Collapse of Socialism – End of Pensions

 

I have been warning that we are in the midst of (1) collapse in democracy as the bureaucracy attempts to ensure they get their’s, (2) the collapse of socialism, which is the implosion of social programs, and (3) the collapse of pensions set in motion by the artificially low-interest rates for the past 10 years.

Once we entered this Private Wave in 1985, we have entered the Crisis in Democracy where career politicians are the hallmark of how empires, nations, and city-states come to a dramatic end. I wrote about this trend back in 1985 and 1987.

With each passing day, we read about another pension crisis in some municipal government or system. Now across the UK teacher/lectures began a month of student disruptions over the proposed changes in their pensions plans. The strikes have even produced refund claims by students over missing tuition time. This is the collapse not of Capitalism, but Socialism as all the promised benefits cannot be provided.

The pension system has a £6bn deficit and thus there is no choice but to cut. Some 61 universities are being affected with many teachers/lecturers simply walking-out leaving the students with no education. The teachers/lecturers voted to strike and now it has gone on for some two weeks. The assumed they would strike and the money would fall from heaven. That has not been the case.

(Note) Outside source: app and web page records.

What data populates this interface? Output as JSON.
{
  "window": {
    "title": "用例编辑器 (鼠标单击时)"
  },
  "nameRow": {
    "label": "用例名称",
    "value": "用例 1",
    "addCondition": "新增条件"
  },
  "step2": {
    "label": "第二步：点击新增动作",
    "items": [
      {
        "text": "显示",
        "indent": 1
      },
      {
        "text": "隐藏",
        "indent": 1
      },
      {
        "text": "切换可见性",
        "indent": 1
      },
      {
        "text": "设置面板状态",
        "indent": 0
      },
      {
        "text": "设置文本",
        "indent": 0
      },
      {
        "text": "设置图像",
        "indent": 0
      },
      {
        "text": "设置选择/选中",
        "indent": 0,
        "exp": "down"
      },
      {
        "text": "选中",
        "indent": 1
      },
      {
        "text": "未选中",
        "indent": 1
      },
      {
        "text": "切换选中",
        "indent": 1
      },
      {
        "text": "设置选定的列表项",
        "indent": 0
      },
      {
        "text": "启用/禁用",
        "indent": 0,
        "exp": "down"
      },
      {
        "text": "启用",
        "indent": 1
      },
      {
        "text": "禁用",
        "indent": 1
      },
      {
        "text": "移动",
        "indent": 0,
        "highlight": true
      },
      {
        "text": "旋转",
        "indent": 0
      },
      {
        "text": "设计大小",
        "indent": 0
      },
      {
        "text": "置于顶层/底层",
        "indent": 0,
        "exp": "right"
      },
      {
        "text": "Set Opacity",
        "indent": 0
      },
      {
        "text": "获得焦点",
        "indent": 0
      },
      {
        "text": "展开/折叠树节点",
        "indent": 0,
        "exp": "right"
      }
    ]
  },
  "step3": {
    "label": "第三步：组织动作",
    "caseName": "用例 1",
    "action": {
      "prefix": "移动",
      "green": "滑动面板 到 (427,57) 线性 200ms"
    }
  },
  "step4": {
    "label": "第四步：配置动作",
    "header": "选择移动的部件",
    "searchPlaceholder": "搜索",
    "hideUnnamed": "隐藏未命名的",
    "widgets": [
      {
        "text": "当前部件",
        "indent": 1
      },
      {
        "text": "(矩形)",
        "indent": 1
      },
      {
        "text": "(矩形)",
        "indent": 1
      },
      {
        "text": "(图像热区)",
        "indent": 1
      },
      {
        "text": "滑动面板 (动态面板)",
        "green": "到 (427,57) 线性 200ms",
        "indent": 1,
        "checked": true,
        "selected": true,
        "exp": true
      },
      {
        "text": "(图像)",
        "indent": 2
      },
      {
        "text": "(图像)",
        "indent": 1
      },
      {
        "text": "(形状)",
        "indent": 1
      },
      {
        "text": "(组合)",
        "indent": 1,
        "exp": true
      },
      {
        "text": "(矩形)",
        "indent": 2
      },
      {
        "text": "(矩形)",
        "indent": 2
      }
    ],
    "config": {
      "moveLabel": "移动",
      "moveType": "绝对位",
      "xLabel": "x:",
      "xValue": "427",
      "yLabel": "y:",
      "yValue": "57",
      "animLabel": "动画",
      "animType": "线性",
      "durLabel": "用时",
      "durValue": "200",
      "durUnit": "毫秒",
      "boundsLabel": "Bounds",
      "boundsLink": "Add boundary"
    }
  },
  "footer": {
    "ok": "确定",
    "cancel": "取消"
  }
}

Individually, universities pay into a pool called the Universities Superannuation Scheme. That fund is then managed by a professional Fund Management team that produces a return annually. The investment returns, future contributions, and management costs should then be calculated and projections given at every management meeting between the two (Fund Managers and the administrators of the USS).

I have written many times how the central banks were setting the stage for the next crisis. In truth, with low-interest rates and pensions being invested “conservatively” into bonds, the warnings have been discussed many times in the past but everyone has assumed it would get better. They never counted on the European Central Bank keeping the rate low to negative for almost 10 years.

I have continually warned that the policies of low-interest rates would be the next crisis that destroys the pension system unleashing civil unrest on a scale not witnessed since the various revolutions of USA, France, and England. I have warned that this is the Paradox of Solution whereby every solution to cure the immediate crisis merely create the very next crisis.

Sure, everyone can blame the fund manager. However, that is like blaming the weather-person on TV because it rained. Returns have been exceptionally low because of the Quantitative Easing (QE) undertaken by central banks after the 2008 financial crisis. In this instant case, surely the fund management company would have taken action long before now to head off a default of the British teacher pensions. Had they simply invested in stock markets they would have been far better off, but the screams since 2009 that the market is always at some record new high kept many fund managers away from equities and buying bonds.

Investing in bonds has created a major crisis in pensions worldwide bringing down the entire socialist agenda. Many governments have even ordered that pension funds must be invested in government bonds varying between 70% and 100% thereby ensuring we have a Pension Crisis to face.